» Work task
The answer must restate every record word for word.
Data shown below:
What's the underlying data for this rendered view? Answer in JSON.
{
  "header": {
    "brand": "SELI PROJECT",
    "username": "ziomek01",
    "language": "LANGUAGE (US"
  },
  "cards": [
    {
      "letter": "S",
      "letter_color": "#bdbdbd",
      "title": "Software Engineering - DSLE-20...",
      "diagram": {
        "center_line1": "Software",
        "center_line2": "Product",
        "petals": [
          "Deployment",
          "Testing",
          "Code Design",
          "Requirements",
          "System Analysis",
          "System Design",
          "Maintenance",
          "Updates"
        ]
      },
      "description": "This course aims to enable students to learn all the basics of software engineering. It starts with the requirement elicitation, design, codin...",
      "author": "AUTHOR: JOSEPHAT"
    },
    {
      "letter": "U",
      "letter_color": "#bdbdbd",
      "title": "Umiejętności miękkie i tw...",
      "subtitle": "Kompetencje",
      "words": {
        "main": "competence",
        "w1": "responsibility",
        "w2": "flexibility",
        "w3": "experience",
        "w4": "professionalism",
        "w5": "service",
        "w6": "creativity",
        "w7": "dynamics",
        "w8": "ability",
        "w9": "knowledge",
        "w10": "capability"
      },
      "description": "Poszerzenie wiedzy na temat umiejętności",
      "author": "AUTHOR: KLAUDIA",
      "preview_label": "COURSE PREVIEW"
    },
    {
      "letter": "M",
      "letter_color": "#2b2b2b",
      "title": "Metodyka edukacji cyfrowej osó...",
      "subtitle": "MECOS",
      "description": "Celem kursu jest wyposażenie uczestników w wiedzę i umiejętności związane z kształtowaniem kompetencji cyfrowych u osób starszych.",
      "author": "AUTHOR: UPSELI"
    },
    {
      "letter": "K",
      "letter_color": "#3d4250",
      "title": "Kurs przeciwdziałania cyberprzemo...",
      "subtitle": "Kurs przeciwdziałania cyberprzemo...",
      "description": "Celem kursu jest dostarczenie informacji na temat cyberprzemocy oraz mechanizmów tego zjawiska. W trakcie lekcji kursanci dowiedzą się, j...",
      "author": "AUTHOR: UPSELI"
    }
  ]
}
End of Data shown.
» Response area
What's the underlying data for this rendered view? Answer in JSON.
{
  "header": {
    "brand": "SELI PROJECT",
    "username": "ziomek01",
    "language": "LANGUAGE (US"
  },
  "cards": [
    {
      "letter": "S",
      "letter_color": "#bdbdbd",
      "title": "Software Engineering - DSLE-20...",
      "diagram": {
        "center_line1": "Software",
        "center_line2": "Product",
        "petals": [
          "Deployment",
          "Testing",
          "Code Design",
          "Requirements",
          "System Analysis",
          "System Design",
          "Maintenance",
          "Updates"
        ]
      },
      "description": "This course aims to enable students to learn all the basics of software engineering. It starts with the requirement elicitation, design, codin...",
      "author": "AUTHOR: JOSEPHAT"
    },
    {
      "letter": "U",
      "letter_color": "#bdbdbd",
      "title": "Umiejętności miękkie i tw...",
      "subtitle": "Kompetencje",
      "words": {
        "main": "competence",
        "w1": "responsibility",
        "w2": "flexibility",
        "w3": "experience",
        "w4": "professionalism",
        "w5": "service",
        "w6": "creativity",
        "w7": "dynamics",
        "w8": "ability",
        "w9": "knowledge",
        "w10": "capability"
      },
      "description": "Poszerzenie wiedzy na temat umiejętności",
      "author": "AUTHOR: KLAUDIA",
      "preview_label": "COURSE PREVIEW"
    },
    {
      "letter": "M",
      "letter_color": "#2b2b2b",
      "title": "Metodyka edukacji cyfrowej osó...",
      "subtitle": "MECOS",
      "description": "Celem kursu jest wyposażenie uczestników w wiedzę i umiejętności związane z kształtowaniem kompetencji cyfrowych u osób starszych.",
      "author": "AUTHOR: UPSELI"
    },
    {
      "letter": "K",
      "letter_color": "#3d4250",
      "title": "Kurs przeciwdziałania cyberprzemo...",
      "subtitle": "Kurs przeciwdziałania cyberprzemo...",
      "description": "Celem kursu jest dostarczenie informacji na temat cyberprzemocy oraz mechanizmów tego zjawiska. W trakcie lekcji kursanci dowiedzą się, j...",
      "author": "AUTHOR: UPSELI"
    }
  ]
}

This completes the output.